Looting the past. Syria’s cultural heritage under attack: another Iraq?
Historic monuments bombed during the fighting between rebels and Syrian army, archaeological sites occupied by military bases or threatened by illicit excavations and museums left vulnerable to looting and devastation. In a journey through the disasters of the ongoing civil war, Paolo Brusasco narrates the pillage of Syria’s glorious past and the shattering of its historical memory. So called the “crossroad of ancient cultures”, the country’s history reflects the main steps of the evolution of mankind, from the introduction of early agriculture to the emergence of urban societies. By comparing Syria’s cultural devastation to the Iraqi example, the author tries to show how in both cases monuments and historical sites are appropriated on all sides because of their symbolic value and political relevance. A final section is devoted to the social study of ancient Syrian houses in order to keep alive the memory of Syria’s cultural heritage.
Introduction. The “Arab Spring”: a “Dark Autumn” for archaeology?
Section 1. Syria’ s cultural heritage under attack
1. The destruction of Syria’ s cultural heritage
2. Looting the memory and militarizing the past
3. The looting of archaeological sites
4. Damage from neglect and development pressure
Section 2. The sociology of the ancient Syrian house and the south Mesopotamian model

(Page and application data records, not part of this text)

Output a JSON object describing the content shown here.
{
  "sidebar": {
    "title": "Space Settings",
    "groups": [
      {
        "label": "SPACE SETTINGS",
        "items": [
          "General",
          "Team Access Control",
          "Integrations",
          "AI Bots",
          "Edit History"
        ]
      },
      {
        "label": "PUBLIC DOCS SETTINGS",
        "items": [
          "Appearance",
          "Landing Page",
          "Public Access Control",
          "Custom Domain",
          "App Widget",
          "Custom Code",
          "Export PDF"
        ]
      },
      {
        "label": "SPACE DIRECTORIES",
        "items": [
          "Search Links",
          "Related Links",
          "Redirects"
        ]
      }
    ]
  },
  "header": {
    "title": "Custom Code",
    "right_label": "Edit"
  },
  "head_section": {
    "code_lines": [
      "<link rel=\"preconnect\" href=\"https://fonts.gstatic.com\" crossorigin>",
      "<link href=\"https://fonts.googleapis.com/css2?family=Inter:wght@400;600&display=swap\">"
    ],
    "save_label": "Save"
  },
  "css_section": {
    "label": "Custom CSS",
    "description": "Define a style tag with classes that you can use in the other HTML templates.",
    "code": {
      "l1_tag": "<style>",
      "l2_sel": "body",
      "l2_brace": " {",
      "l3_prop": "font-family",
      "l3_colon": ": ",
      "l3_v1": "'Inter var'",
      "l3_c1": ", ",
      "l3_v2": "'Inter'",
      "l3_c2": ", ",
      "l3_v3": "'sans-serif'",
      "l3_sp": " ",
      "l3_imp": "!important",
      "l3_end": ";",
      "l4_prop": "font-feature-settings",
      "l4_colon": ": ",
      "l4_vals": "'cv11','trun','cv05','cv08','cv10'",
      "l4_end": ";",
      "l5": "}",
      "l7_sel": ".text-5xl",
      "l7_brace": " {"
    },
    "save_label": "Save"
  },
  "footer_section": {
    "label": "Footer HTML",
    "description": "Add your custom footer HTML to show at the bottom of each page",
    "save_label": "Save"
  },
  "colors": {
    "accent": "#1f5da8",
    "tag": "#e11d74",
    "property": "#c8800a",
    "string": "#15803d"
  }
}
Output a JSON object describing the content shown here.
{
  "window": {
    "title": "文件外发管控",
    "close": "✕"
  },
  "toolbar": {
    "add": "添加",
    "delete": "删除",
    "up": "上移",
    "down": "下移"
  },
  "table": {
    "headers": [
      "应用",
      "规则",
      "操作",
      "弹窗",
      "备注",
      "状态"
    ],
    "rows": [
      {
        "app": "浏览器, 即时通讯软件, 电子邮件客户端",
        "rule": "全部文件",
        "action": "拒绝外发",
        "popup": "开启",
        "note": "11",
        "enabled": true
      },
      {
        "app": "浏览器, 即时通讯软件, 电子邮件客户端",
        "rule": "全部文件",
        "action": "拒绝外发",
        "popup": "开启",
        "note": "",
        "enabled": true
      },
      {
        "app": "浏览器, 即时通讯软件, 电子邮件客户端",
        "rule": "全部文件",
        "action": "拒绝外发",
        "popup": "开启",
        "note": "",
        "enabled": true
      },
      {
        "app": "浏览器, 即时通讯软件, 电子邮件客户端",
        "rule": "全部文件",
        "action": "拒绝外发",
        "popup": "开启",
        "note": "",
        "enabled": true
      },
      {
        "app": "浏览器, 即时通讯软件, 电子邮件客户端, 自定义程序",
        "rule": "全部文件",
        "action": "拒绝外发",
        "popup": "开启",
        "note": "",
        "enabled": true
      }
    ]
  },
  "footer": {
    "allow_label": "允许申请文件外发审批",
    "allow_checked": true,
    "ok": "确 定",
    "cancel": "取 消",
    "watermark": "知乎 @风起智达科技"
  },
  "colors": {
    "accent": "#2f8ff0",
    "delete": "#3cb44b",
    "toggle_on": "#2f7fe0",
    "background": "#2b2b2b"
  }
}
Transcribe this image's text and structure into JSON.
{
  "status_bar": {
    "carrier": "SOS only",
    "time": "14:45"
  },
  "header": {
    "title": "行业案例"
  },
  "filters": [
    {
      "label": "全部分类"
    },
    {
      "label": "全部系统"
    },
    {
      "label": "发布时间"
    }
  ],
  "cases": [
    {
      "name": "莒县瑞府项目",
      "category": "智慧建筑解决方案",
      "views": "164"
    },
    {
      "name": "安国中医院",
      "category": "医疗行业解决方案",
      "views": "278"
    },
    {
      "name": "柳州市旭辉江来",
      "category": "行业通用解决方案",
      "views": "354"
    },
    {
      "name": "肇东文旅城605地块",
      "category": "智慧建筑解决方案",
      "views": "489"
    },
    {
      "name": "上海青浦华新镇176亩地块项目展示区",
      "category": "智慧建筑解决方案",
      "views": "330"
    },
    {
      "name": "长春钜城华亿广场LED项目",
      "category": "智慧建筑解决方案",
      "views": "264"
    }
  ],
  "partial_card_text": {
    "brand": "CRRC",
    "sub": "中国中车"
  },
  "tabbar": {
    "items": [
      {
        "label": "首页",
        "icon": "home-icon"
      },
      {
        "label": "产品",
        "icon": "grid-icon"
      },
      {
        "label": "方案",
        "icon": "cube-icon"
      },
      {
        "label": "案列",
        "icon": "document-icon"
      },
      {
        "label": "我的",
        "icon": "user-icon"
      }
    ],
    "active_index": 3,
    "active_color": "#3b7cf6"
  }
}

1. Why study Syrian houses?
2. The Syrian house and the south Mesopotamian model
List of figures
Paolo Brusasco teaches Archaeology and Art History of the Ancient Near East at the University of Genova, Italy. Former Research Fellow at the University of Cambridge (UK), he has supervised several excavations in Iraq, Syria, Italy and other Mediterranean countries. Among his publications are: The Archaeology of Verbal and Nonverbal Meaning. Mesopotamian domestic architecture and its textual dimension (Archaeopress, Oxford, 2007), La Mesopotamia prima dell’Islam (Bruno Mondadori, Milano, 2008), Babilonia. All’origine del mito (Raffaello Cortina, Milano, 2012).